Element data from apps and pages
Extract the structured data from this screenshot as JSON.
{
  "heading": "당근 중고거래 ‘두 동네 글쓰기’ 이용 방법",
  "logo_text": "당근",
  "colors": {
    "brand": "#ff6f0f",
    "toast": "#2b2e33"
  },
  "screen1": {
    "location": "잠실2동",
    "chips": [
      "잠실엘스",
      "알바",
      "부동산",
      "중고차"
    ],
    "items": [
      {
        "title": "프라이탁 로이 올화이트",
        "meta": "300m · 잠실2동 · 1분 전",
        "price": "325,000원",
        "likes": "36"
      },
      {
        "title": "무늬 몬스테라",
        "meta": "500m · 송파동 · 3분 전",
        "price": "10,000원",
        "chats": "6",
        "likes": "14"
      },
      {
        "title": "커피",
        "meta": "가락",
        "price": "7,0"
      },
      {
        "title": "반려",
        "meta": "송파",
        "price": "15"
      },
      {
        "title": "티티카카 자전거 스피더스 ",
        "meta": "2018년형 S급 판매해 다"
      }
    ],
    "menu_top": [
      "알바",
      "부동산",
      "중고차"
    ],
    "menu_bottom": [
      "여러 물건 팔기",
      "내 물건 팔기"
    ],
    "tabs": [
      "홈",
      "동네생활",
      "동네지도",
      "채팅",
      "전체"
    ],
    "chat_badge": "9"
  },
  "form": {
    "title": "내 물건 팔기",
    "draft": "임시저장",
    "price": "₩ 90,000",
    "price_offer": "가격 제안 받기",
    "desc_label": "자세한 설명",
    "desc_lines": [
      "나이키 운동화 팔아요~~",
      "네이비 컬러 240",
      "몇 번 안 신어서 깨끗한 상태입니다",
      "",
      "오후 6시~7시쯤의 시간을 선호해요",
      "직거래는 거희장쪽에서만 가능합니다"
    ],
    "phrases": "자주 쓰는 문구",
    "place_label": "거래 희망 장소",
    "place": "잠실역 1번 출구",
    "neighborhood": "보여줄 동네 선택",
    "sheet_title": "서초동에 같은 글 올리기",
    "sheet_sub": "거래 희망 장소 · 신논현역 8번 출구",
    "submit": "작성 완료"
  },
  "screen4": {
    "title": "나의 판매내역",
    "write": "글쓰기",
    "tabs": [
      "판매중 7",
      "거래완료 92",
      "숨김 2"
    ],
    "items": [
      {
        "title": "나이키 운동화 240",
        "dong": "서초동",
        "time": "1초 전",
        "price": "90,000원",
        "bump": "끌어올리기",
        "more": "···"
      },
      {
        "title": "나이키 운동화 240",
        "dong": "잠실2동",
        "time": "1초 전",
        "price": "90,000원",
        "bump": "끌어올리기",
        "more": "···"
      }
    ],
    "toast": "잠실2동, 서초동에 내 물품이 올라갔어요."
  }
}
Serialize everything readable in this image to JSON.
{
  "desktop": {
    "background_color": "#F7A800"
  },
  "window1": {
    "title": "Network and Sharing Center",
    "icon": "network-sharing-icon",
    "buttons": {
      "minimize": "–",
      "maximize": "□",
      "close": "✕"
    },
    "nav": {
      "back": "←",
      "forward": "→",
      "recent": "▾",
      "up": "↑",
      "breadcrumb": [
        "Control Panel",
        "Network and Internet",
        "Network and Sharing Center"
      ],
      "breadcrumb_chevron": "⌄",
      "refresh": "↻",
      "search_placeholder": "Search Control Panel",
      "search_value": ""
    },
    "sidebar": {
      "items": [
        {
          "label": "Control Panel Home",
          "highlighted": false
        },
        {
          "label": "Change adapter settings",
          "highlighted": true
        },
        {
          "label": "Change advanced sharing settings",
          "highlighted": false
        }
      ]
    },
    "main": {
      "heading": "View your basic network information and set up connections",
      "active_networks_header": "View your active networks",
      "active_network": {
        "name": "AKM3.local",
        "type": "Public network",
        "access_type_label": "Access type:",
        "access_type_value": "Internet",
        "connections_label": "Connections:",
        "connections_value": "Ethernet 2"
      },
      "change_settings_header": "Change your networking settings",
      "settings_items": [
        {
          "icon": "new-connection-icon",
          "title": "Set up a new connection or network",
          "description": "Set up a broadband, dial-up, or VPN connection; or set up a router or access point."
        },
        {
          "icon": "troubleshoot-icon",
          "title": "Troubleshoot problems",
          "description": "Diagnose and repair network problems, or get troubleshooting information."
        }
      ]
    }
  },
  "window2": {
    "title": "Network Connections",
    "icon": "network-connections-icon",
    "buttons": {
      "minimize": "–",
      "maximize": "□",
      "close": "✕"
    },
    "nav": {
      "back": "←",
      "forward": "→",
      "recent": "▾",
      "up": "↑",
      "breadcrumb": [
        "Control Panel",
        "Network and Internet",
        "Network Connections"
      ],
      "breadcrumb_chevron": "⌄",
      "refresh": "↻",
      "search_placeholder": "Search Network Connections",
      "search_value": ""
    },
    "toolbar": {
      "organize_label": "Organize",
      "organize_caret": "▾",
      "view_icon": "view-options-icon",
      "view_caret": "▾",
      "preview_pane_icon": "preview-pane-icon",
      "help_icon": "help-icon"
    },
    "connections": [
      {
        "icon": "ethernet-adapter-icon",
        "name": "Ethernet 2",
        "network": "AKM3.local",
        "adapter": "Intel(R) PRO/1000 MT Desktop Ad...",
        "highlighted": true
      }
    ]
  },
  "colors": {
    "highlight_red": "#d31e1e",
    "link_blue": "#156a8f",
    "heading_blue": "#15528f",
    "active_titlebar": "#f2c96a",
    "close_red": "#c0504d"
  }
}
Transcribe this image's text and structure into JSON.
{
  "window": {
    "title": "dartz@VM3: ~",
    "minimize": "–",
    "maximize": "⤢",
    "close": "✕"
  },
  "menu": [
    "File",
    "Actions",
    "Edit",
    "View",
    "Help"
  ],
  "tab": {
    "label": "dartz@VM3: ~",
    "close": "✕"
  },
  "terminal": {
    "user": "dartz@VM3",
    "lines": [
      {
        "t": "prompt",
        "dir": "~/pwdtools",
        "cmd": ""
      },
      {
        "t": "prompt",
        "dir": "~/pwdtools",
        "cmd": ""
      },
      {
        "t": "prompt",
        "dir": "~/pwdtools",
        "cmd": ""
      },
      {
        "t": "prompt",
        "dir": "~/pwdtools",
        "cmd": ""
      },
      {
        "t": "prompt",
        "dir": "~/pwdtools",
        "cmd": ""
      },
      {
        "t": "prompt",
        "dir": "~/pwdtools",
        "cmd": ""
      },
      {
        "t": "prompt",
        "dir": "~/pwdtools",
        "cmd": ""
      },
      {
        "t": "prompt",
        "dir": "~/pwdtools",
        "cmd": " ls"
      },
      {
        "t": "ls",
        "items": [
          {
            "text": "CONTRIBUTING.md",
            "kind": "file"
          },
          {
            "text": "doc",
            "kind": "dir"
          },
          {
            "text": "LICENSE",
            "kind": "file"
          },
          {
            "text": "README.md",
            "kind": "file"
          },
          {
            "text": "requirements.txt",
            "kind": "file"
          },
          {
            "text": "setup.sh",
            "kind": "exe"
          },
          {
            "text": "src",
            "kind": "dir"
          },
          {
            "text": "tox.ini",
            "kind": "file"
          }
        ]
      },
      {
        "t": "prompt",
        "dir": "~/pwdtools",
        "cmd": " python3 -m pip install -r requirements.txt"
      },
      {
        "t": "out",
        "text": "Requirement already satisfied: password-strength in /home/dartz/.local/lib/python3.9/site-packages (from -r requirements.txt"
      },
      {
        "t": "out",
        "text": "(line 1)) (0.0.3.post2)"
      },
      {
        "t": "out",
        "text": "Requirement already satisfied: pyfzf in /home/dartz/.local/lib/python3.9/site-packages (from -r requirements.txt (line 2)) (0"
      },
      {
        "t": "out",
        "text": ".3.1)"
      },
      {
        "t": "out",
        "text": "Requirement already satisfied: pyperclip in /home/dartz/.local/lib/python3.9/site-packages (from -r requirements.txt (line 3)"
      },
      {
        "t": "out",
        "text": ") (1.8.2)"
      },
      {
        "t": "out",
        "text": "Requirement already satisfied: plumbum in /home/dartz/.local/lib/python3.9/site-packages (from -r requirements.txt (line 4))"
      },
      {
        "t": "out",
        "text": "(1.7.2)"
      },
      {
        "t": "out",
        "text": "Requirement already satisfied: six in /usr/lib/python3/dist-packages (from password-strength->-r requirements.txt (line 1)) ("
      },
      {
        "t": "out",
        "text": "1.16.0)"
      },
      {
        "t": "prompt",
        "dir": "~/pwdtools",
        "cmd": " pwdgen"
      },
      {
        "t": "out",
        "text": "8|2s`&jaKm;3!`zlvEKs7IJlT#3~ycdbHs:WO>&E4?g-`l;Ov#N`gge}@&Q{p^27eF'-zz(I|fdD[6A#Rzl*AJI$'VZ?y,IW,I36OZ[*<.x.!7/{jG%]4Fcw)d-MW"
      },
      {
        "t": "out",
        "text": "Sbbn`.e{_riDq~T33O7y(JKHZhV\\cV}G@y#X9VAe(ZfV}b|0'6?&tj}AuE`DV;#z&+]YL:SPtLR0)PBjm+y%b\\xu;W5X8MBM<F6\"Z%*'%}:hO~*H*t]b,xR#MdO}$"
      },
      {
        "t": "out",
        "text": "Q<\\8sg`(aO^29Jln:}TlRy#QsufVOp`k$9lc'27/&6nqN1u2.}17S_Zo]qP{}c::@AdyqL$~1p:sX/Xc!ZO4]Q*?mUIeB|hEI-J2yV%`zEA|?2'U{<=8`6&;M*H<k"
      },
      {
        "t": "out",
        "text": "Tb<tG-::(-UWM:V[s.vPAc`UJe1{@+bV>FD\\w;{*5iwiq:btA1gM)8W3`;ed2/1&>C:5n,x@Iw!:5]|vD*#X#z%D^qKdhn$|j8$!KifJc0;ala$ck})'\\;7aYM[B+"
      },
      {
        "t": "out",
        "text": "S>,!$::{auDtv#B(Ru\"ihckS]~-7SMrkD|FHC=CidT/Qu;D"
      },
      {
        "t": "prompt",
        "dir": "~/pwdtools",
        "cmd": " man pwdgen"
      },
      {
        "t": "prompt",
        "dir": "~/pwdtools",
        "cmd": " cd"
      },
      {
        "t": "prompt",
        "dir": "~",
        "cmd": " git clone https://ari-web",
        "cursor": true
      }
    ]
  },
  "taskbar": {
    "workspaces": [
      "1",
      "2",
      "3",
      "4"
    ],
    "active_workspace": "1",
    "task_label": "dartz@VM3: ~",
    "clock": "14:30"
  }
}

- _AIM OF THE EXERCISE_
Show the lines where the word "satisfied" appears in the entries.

- _REPLY_
        "text": "Requirement already satisfied: password-strength in /home/dartz/.local/lib/python3.9/site-packages (from -r requirements.txt"
        "text": "Requirement already satisfied: pyfzf in /home/dartz/.local/lib/python3.9/site-packages (from -r requirements.txt (line 2)) (0"
        "text": "Requirement already satisfied: pyperclip in /home/dartz/.local/lib/python3.9/site-packages (from -r requirements.txt (line 3)"
        "text": "Requirement already satisfied: plumbum in /home/dartz/.local/lib/python3.9/site-packages (from -r requirements.txt (line 4))"
        "text": "Requirement already satisfied: six in /usr/lib/python3/dist-packages (from password-strength->-r requirements.txt (line 1)) ("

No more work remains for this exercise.